Records supplied section start

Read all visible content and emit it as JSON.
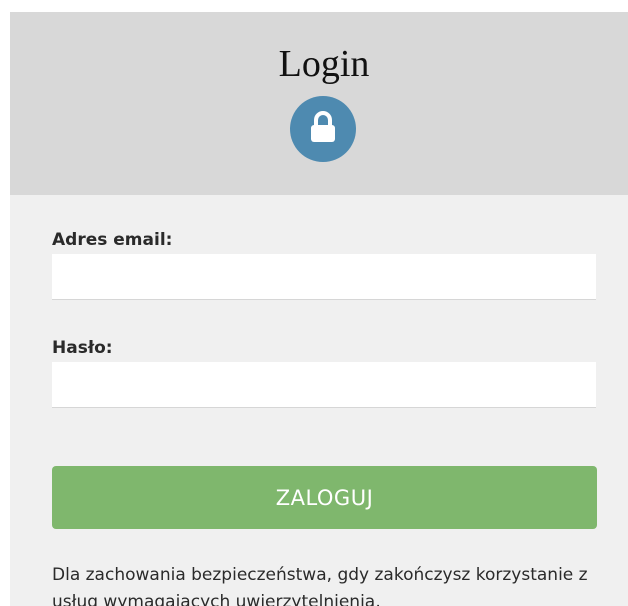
{
  "header": {
    "title": "Login",
    "icon": "lock-icon"
  },
  "form": {
    "email_label": "Adres email:",
    "email_value": "",
    "password_label": "Hasło:",
    "password_value": "",
    "submit_label": "ZALOGUJ"
  },
  "notice": {
    "text": "Dla zachowania bezpieczeństwa, gdy zakończysz korzystanie z usług wymagających uwierzytelnienia,"
  },
  "colors": {
    "header_bg": "#d8d8d8",
    "card_bg": "#f0f0f0",
    "accent_blue": "#4e8ab0",
    "button_green": "#7fb76d"
  }
}
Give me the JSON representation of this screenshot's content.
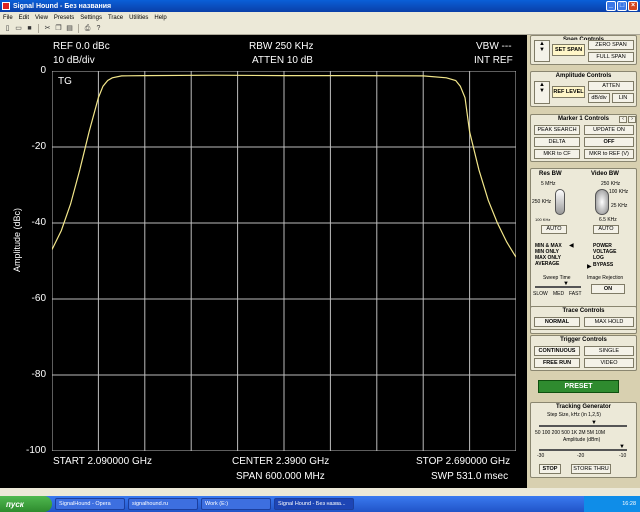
{
  "window": {
    "title": "Signal Hound - Без названия",
    "menu": [
      "File",
      "Edit",
      "View",
      "Presets",
      "Settings",
      "Trace",
      "Utilities",
      "Help"
    ]
  },
  "display": {
    "ref": "REF 0.0 dBc",
    "scale": "10 dB/div",
    "rbw": "RBW 250 KHz",
    "atten": "ATTEN 10 dB",
    "vbw": "VBW ---",
    "intref": "INT REF",
    "tg": "TG",
    "start": "START 2.090000 GHz",
    "center": "CENTER 2.3900 GHz",
    "span": "SPAN 600.000 MHz",
    "stop": "STOP 2.690000 GHz",
    "swp": "SWP 531.0 msec",
    "trace_color": "#f2e68a",
    "grid_color": "#bdbdbd"
  },
  "chart_data": {
    "type": "line",
    "ylabel": "Amplitude (dBc)",
    "xlim": [
      2.09,
      2.69
    ],
    "ylim": [
      -100,
      0
    ],
    "yticks": [
      "0",
      "-20",
      "-40",
      "-60",
      "-80",
      "-100"
    ],
    "grid": true,
    "series": [
      {
        "x": [
          2.09,
          2.102,
          2.114,
          2.126,
          2.138,
          2.15,
          2.156,
          2.162,
          2.168,
          2.18,
          2.21,
          2.3,
          2.39,
          2.48,
          2.57,
          2.6,
          2.612,
          2.618,
          2.624,
          2.63,
          2.642,
          2.654,
          2.666,
          2.678,
          2.69
        ],
        "y": [
          -47,
          -42,
          -35,
          -26,
          -16,
          -7,
          -4,
          -2.5,
          -1.8,
          -1.3,
          -1.2,
          -1.1,
          -1.2,
          -1.2,
          -1.3,
          -1.8,
          -2.5,
          -4,
          -7,
          -16,
          -26,
          -34,
          -40,
          -45,
          -49
        ]
      }
    ]
  },
  "panel": {
    "span_controls": {
      "title": "Span Controls",
      "set_span": "SET SPAN",
      "zero_span": "ZERO SPAN",
      "full_span": "FULL SPAN"
    },
    "amplitude": {
      "title": "Amplitude Controls",
      "ref_level": "REF LEVEL",
      "atten": "ATTEN",
      "dbdiv": "dB/div",
      "lin": "LIN"
    },
    "marker": {
      "title": "Marker 1 Controls",
      "peak_search": "PEAK SEARCH",
      "update_on": "UPDATE ON",
      "delta": "DELTA",
      "off": "OFF",
      "mkr_cf": "MKR to CF",
      "mkr_ref": "MKR to REF (V)"
    },
    "bw": {
      "res_title": "Res BW",
      "video_title": "Video BW",
      "res_top": "5 MHz",
      "res_mid": "250 KHz",
      "res_bot": "100 KHz",
      "vid_top": "250 KHz",
      "vid_mid1": "100 KHz",
      "vid_mid2": "25 KHz",
      "vid_bot": "6.5 KHz",
      "auto1": "AUTO",
      "auto2": "AUTO",
      "det": [
        "MIN & MAX",
        "MIN ONLY",
        "MAX ONLY",
        "AVERAGE"
      ],
      "vid": [
        "POWER",
        "VOLTAGE",
        "LOG",
        "BYPASS"
      ],
      "sweep_time": "Sweep Time",
      "slow": "SLOW",
      "med": "MED",
      "fast": "FAST",
      "image_rejection": "Image Rejection",
      "on": "ON"
    },
    "trace": {
      "title": "Trace Controls",
      "normal": "NORMAL",
      "max_hold": "MAX HOLD"
    },
    "trigger": {
      "title": "Trigger Controls",
      "continuous": "CONTINUOUS",
      "single": "SINGLE",
      "free_run": "FREE RUN",
      "video": "VIDEO"
    },
    "preset": "PRESET",
    "tracking": {
      "title": "Tracking Generator",
      "step_label": "Step Size, kHz (in 1,2,5)",
      "step_ticks": "50 100 200 500 1K 2M 5M 10M",
      "amp_label": "Amplitude (dBm)",
      "amp_ticks_l": "-30",
      "amp_ticks_m": "-20",
      "amp_ticks_r": "-10",
      "stop": "STOP",
      "store_thru": "STORE THRU"
    }
  },
  "taskbar": {
    "start": "пуск",
    "tasks": [
      "SignalHound - Opera",
      "signalhound.ru",
      "Work (E:)",
      "Signal Hound - Без назва..."
    ],
    "clock": "16:28"
  }
}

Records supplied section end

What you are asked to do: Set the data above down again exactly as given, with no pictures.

Exercise result:
Read all visible content and emit it as JSON.
{
  "header": {
    "title": "Login",
    "icon": "lock-icon"
  },
  "form": {
    "email_label": "Adres email:",
    "email_value": "",
    "password_label": "Hasło:",
    "password_value": "",
    "submit_label": "ZALOGUJ"
  },
  "notice": {
    "text": "Dla zachowania bezpieczeństwa, gdy zakończysz korzystanie z usług wymagających uwierzytelnienia,"
  },
  "colors": {
    "header_bg": "#d8d8d8",
    "card_bg": "#f0f0f0",
    "accent_blue": "#4e8ab0",
    "button_green": "#7fb76d"
  }
}
Give me the JSON representation of this screenshot's content.
{
  "window": {
    "title": "Signal Hound - Без названия",
    "menu": [
      "File",
      "Edit",
      "View",
      "Presets",
      "Settings",
      "Trace",
      "Utilities",
      "Help"
    ]
  },
  "display": {
    "ref": "REF 0.0 dBc",
    "scale": "10 dB/div",
    "rbw": "RBW 250 KHz",
    "atten": "ATTEN 10 dB",
    "vbw": "VBW ---",
    "intref": "INT REF",
    "tg": "TG",
    "start": "START 2.090000 GHz",
    "center": "CENTER 2.3900 GHz",
    "span": "SPAN 600.000 MHz",
    "stop": "STOP 2.690000 GHz",
    "swp": "SWP 531.0 msec",
    "trace_color": "#f2e68a",
    "grid_color": "#bdbdbd"
  },
  "chart_data": {
    "type": "line",
    "ylabel": "Amplitude (dBc)",
    "xlim": [
      2.09,
      2.69
    ],
    "ylim": [
      -100,
      0
    ],
    "yticks": [
      "0",
      "-20",
      "-40",
      "-60",
      "-80",
      "-100"
    ],
    "grid": true,
    "series": [
      {
        "x": [
          2.09,
          2.102,
          2.114,
          2.126,
          2.138,
          2.15,
          2.156,
          2.162,
          2.168,
          2.18,
          2.21,
          2.3,
          2.39,
          2.48,
          2.57,
          2.6,
          2.612,
          2.618,
          2.624,
          2.63,
          2.642,
          2.654,
          2.666,
          2.678,
          2.69
        ],
        "y": [
          -47,
          -42,
          -35,
          -26,
          -16,
          -7,
          -4,
          -2.5,
          -1.8,
          -1.3,
          -1.2,
          -1.1,
          -1.2,
          -1.2,
          -1.3,
          -1.8,
          -2.5,
          -4,
          -7,
          -16,
          -26,
          -34,
          -40,
          -45,
          -49
        ]
      }
    ]
  },
  "panel": {
    "span_controls": {
      "title": "Span Controls",
      "set_span": "SET SPAN",
      "zero_span": "ZERO SPAN",
      "full_span": "FULL SPAN"
    },
    "amplitude": {
      "title": "Amplitude Controls",
      "ref_level": "REF LEVEL",
      "atten": "ATTEN",
      "dbdiv": "dB/div",
      "lin": "LIN"
    },
    "marker": {
      "title": "Marker 1 Controls",
      "peak_search": "PEAK SEARCH",
      "update_on": "UPDATE ON",
      "delta": "DELTA",
      "off": "OFF",
      "mkr_cf": "MKR to CF",
      "mkr_ref": "MKR to REF (V)"
    },
    "bw": {
      "res_title": "Res BW",
      "video_title": "Video BW",
      "res_top": "5 MHz",
      "res_mid": "250 KHz",
      "res_bot": "100 KHz",
      "vid_top": "250 KHz",
      "vid_mid1": "100 KHz",
      "vid_mid2": "25 KHz",
      "vid_bot": "6.5 KHz",
      "auto1": "AUTO",
      "auto2": "AUTO",
      "det": [
        "MIN & MAX",
        "MIN ONLY",
        "MAX ONLY",
        "AVERAGE"
      ],
      "vid": [
        "POWER",
        "VOLTAGE",
        "LOG",
        "BYPASS"
      ],
      "sweep_time": "Sweep Time",
      "slow": "SLOW",
      "med": "MED",
      "fast": "FAST",
      "image_rejection": "Image Rejection",
      "on": "ON"
    },
    "trace": {
      "title": "Trace Controls",
      "normal": "NORMAL",
      "max_hold": "MAX HOLD"
    },
    "trigger": {
      "title": "Trigger Controls",
      "continuous": "CONTINUOUS",
      "single": "SINGLE",
      "free_run": "FREE RUN",
      "video": "VIDEO"
    },
    "preset": "PRESET",
    "tracking": {
      "title": "Tracking Generator",
      "step_label": "Step Size, kHz (in 1,2,5)",
      "step_ticks": "50 100 200 500 1K 2M 5M 10M",
      "amp_label": "Amplitude (dBm)",
      "amp_ticks_l": "-30",
      "amp_ticks_m": "-20",
      "amp_ticks_r": "-10",
      "stop": "STOP",
      "store_thru": "STORE THRU"
    }
  },
  "taskbar": {
    "start": "пуск",
    "tasks": [
      "SignalHound - Opera",
      "signalhound.ru",
      "Work (E:)",
      "Signal Hound - Без назва..."
    ],
    "clock": "16:28"
  }
}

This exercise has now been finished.